At the start of the year, the average ticket price for the three-day race weekend was $1,667 — more than triple that for some European races, such as the Belgian Grand Prix. Rolex paid $35 million in 2023 for a deal that includes title naming rights at two Grand Prix, according to research firm GlobalData.
Sponsors cashing in on the F1 boom in the USA
The retail newcomers are targeting a broader base of young Americans — those tracking the sport and its drivers on social media, said Jay Prasad, CEO of sponsorship analytics platform Relo Metrics.
Ahead of the Vegas race, PacSun is selling a collection that includes a pair of $69 women’s cargo jeans and a $600 men’s leather jacket.
“We recognized that this is a global sport with a huge following that’s starting to creep into the U.S. in a big way,” said Richard Cox, PacSun’s vice president of men’s and global partnerships.
Other major U.S. players have already staked out a position in F1, including PVH Corp’s (PVH.N) Tommy Hilfiger, a sponsor of Mercedes-AMG Petronas that began designing motor sports team kits in the 1990s. This year, the retailer released a clothing collection ahead of the Miami Grand Prix in collaboration with Mercedes (MBGn.DE) and streetwear brand Awake NY, which included a $275 baseball jersey and a $130 long-sleeved logo T-shirt.
Sponsor Puma, which has made F1-inspired clothing since the 1980s, will sell a shredded ski mask and graphic T-shirts designed by rapper A$AP Rocky starting Friday, ahead of Saturday’s race in Vegas.
The new circuit is the second U.S. racetrack to open in two years since Miami was added to the F1 calendar in 2022. The race on Vegas’s famed Strip is being framed by some as the United States’ answer to F1’s iconic Monaco Grand Prix, another street circuit known for its star-studded attendance, said Conrad Wiacek, GlobalData’s head of sports analysis.
The Netflix Drive to Survive effect has boosted F1 popularity tenfold
Fueled by the hit Netflix docuseries “Drive to Survive,” American viewership of the 2022 season on ESPN grew 28% compared with 2021, according to the sports network.
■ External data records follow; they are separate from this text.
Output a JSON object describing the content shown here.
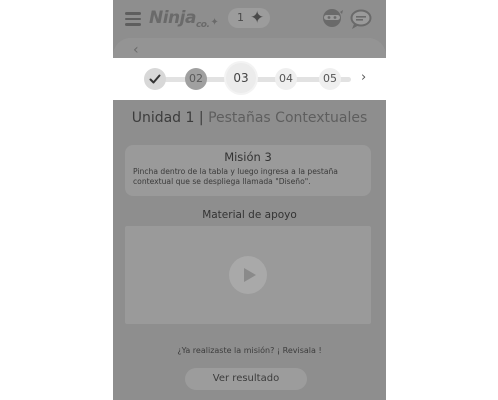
{
  "header": {
    "logo_text": "Ninja",
    "logo_suffix": "co.",
    "stars_count": "1",
    "stars_icon": "sparkle-icon",
    "ninja_icon": "ninja-face-icon",
    "chat_icon": "chat-bubble-icon"
  },
  "stepper": {
    "steps": [
      {
        "label": "",
        "state": "completed",
        "icon": "checkmark-icon"
      },
      {
        "label": "02",
        "state": "visited"
      },
      {
        "label": "03",
        "state": "current"
      },
      {
        "label": "04",
        "state": "upcoming"
      },
      {
        "label": "05",
        "state": "upcoming"
      }
    ],
    "next_icon": "chevron-right-icon"
  },
  "unit": {
    "title": "Unidad 1",
    "separator": "|",
    "subtitle": "Pestañas Contextuales"
  },
  "mission": {
    "title": "Misión 3",
    "text": "Pincha dentro de la tabla y luego ingresa a la pestaña contextual que se despliega llamada \"Diseño\"."
  },
  "material": {
    "label": "Material de apoyo",
    "play_icon": "play-icon"
  },
  "footer": {
    "question": "¿Ya realizaste la misión? ¡ Revisala !",
    "result_button": "Ver resultado"
  },
  "colors": {
    "overlay": "#8e8e8e",
    "stepper_bg": "#ffffff",
    "panel": "#9a9a9a"
  }
}
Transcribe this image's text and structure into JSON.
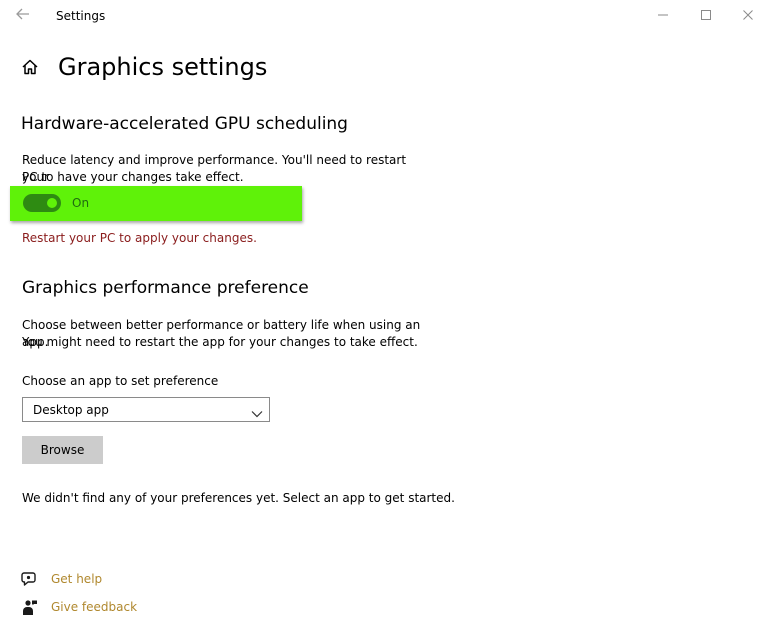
{
  "window": {
    "title": "Settings",
    "back_icon": "back-arrow-icon",
    "controls": [
      "minimize-icon",
      "maximize-icon",
      "close-icon"
    ]
  },
  "header": {
    "icon": "home-icon",
    "title": "Graphics settings"
  },
  "gpu_scheduling": {
    "title": "Hardware-accelerated GPU scheduling",
    "description_line1": "Reduce latency and improve performance. You'll need to restart your",
    "description_line2": "PC to have your changes take effect.",
    "toggle_state": "On",
    "toggle_on": true,
    "restart_message": "Restart your PC to apply your changes."
  },
  "performance": {
    "title": "Graphics performance preference",
    "description_line1": "Choose between better performance or battery life when using an app.",
    "description_line2": "You might need to restart the app for your changes to take effect.",
    "select_label": "Choose an app to set preference",
    "select_value": "Desktop app",
    "browse_label": "Browse",
    "empty_message": "We didn't find any of your preferences yet. Select an app to get started."
  },
  "footer": {
    "help_label": "Get help",
    "help_icon": "chat-help-icon",
    "feedback_label": "Give feedback",
    "feedback_icon": "feedback-person-icon"
  },
  "colors": {
    "highlight": "#5ff209",
    "toggle_on": "#2e8b12",
    "warning_text": "#8a1c1c",
    "link_text": "#b0882e",
    "button_bg": "#cccccc"
  }
}
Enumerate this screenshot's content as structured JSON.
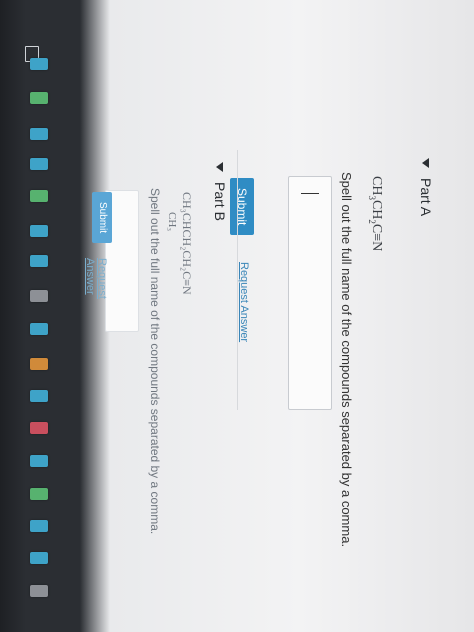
{
  "partA": {
    "header": "Part A",
    "formula_main": "CH",
    "formula_sub1": "3",
    "formula_mid": "CH",
    "formula_sub2": "2",
    "formula_end": "C≡N",
    "instruction": "Spell out the full name of the compounds separated by a comma.",
    "answer_value": "",
    "submit_label": "Submit",
    "request_label": "Request Answer"
  },
  "partB": {
    "header": "Part B",
    "formula_line1": "CH₃CHCH₂CH₂C≡N",
    "formula_line2": "CH₃",
    "instruction": "Spell out the full name of the compounds separated by a comma.",
    "answer_value": "",
    "submit_label": "Submit",
    "request_label": "Request Answer"
  },
  "desktop": {
    "icons": [
      "app-icon",
      "app-icon",
      "app-icon",
      "app-icon",
      "app-icon",
      "app-icon",
      "app-icon",
      "app-icon",
      "app-icon",
      "app-icon",
      "app-icon",
      "app-icon",
      "app-icon",
      "app-icon",
      "app-icon",
      "app-icon",
      "app-icon",
      "app-icon"
    ],
    "accent": "#2f8cc4"
  }
}
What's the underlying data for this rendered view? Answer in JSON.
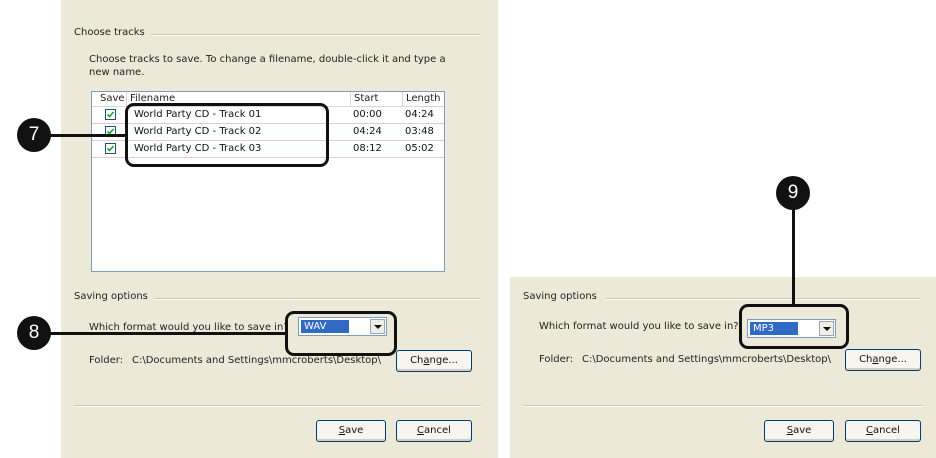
{
  "left_dialog": {
    "choose_tracks": {
      "group_title": "Choose tracks",
      "description": "Choose tracks to save. To change a filename, double-click it and type a new name.",
      "columns": {
        "save": "Save",
        "filename": "Filename",
        "start": "Start",
        "length": "Length"
      },
      "tracks": [
        {
          "checked": true,
          "filename": "World Party CD - Track 01",
          "start": "00:00",
          "length": "04:24"
        },
        {
          "checked": true,
          "filename": "World Party CD - Track 02",
          "start": "04:24",
          "length": "03:48"
        },
        {
          "checked": true,
          "filename": "World Party CD - Track 03",
          "start": "08:12",
          "length": "05:02"
        }
      ]
    },
    "saving_options": {
      "group_title": "Saving options",
      "format_label": "Which format would you like to save in?",
      "format_value": "WAV",
      "folder_label": "Folder:",
      "folder_path": "C:\\Documents and Settings\\mmcroberts\\Desktop\\",
      "change_button": {
        "pre": "Ch",
        "key": "a",
        "post": "nge..."
      }
    },
    "buttons": {
      "save": {
        "key": "S",
        "rest": "ave"
      },
      "cancel": {
        "key": "C",
        "rest": "ancel"
      }
    }
  },
  "right_dialog": {
    "saving_options": {
      "group_title": "Saving options",
      "format_label": "Which format would you like to save in?",
      "format_value": "MP3",
      "folder_label": "Folder:",
      "folder_path": "C:\\Documents and Settings\\mmcroberts\\Desktop\\",
      "change_button": {
        "pre": "Ch",
        "key": "a",
        "post": "nge..."
      }
    },
    "buttons": {
      "save": {
        "key": "S",
        "rest": "ave"
      },
      "cancel": {
        "key": "C",
        "rest": "ancel"
      }
    }
  },
  "callouts": {
    "tracks": "7",
    "format_left": "8",
    "format_right": "9"
  },
  "colors": {
    "callout": "#111111",
    "dialog_bg": "#ece9d8",
    "selection": "#316ac5",
    "checkbox_border": "#1c5180"
  }
}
However, the average number of viewers per race has fallen by 7% this season, which saw Verstappen easily defend the world championship.
Other retailers and teams are seeking to capitalize on the Vegas pageantry by debuting special collections that can be shopped by high-rolling race attendees before they’re released more broadly. That includes the Alpine F1 team, which will sell pieces made by Italian sportswear retailer Kappa and London skate brand Palace at The Venetian resort in Las Vegas.
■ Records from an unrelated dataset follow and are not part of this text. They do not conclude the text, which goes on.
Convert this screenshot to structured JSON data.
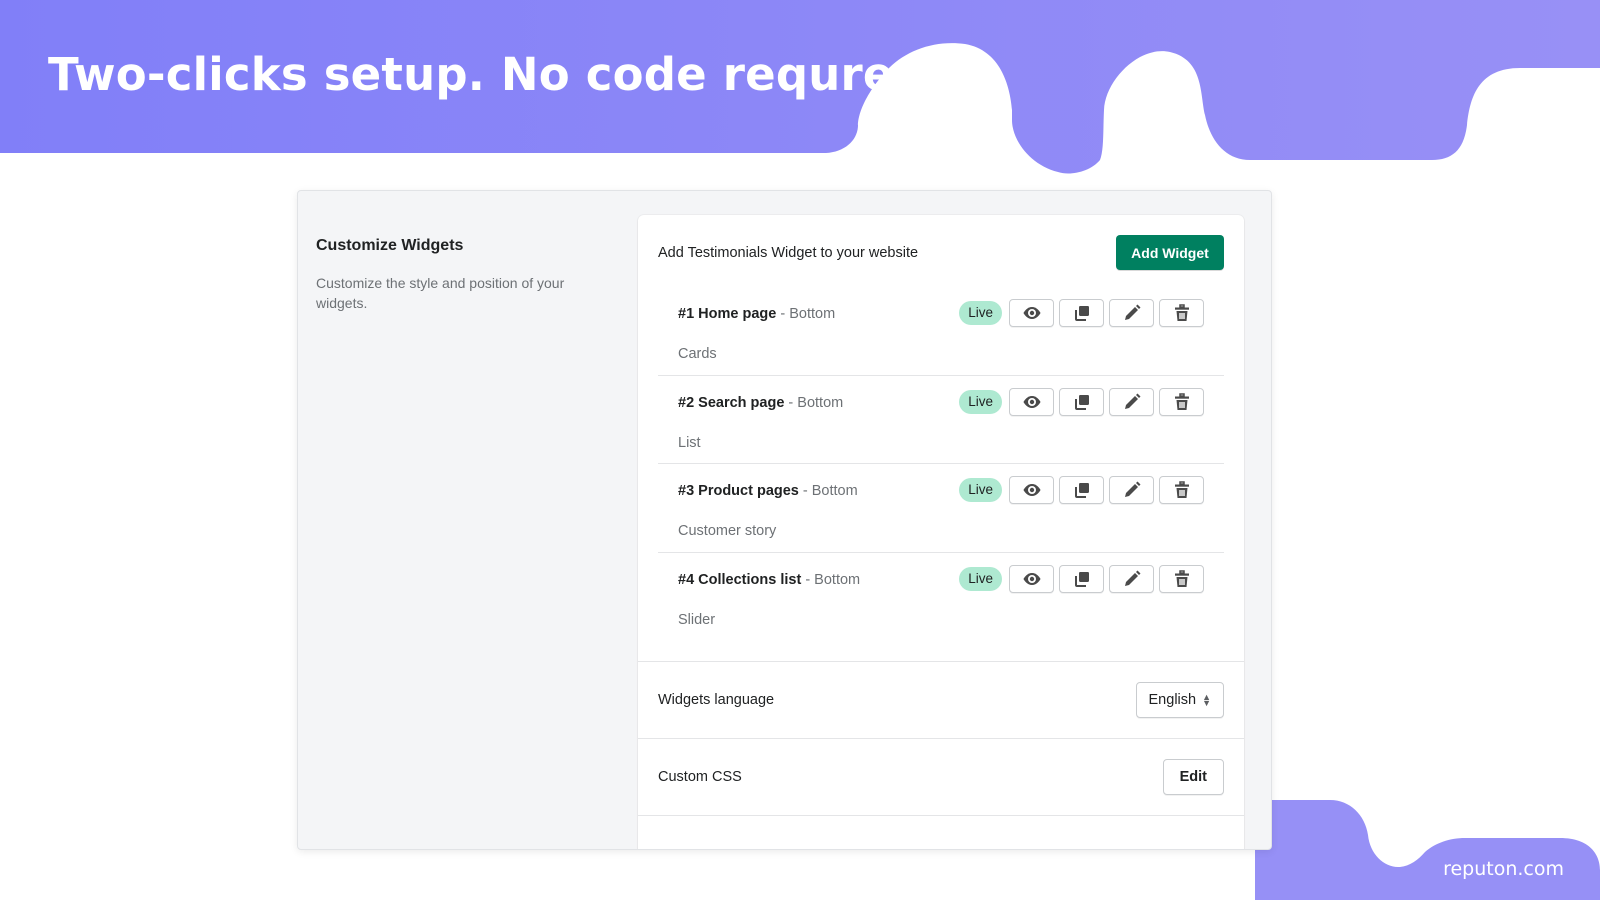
{
  "banner": {
    "headline": "Two-clicks setup. No code requred",
    "brand": "reputon.com",
    "accent_color": "#8b87f8"
  },
  "sidebar": {
    "title": "Customize Widgets",
    "description": "Customize the style and position of your widgets."
  },
  "card": {
    "intro": "Add Testimonials Widget to your website",
    "add_button": "Add Widget",
    "add_button_color": "#008060",
    "widgets": [
      {
        "number": "#1",
        "name": "Home page",
        "separator": " - ",
        "position": "Bottom",
        "type": "Cards",
        "status": "Live"
      },
      {
        "number": "#2",
        "name": "Search page",
        "separator": " - ",
        "position": "Bottom",
        "type": "List",
        "status": "Live"
      },
      {
        "number": "#3",
        "name": "Product pages",
        "separator": " - ",
        "position": "Bottom",
        "type": "Customer story",
        "status": "Live"
      },
      {
        "number": "#4",
        "name": "Collections list",
        "separator": " - ",
        "position": "Bottom",
        "type": "Slider",
        "status": "Live"
      }
    ],
    "action_icons": [
      "eye-icon",
      "duplicate-icon",
      "pencil-icon",
      "trash-icon"
    ],
    "language": {
      "label": "Widgets language",
      "selected": "English"
    },
    "custom_css": {
      "label": "Custom CSS",
      "button": "Edit"
    }
  }
}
At Abercrombie, a spokesperson said the company launched McLaren-licensed T-shirts and sweatshirts earlier this year and that its success led the retailer “to explore licensing opportunities with additional F1 entities.”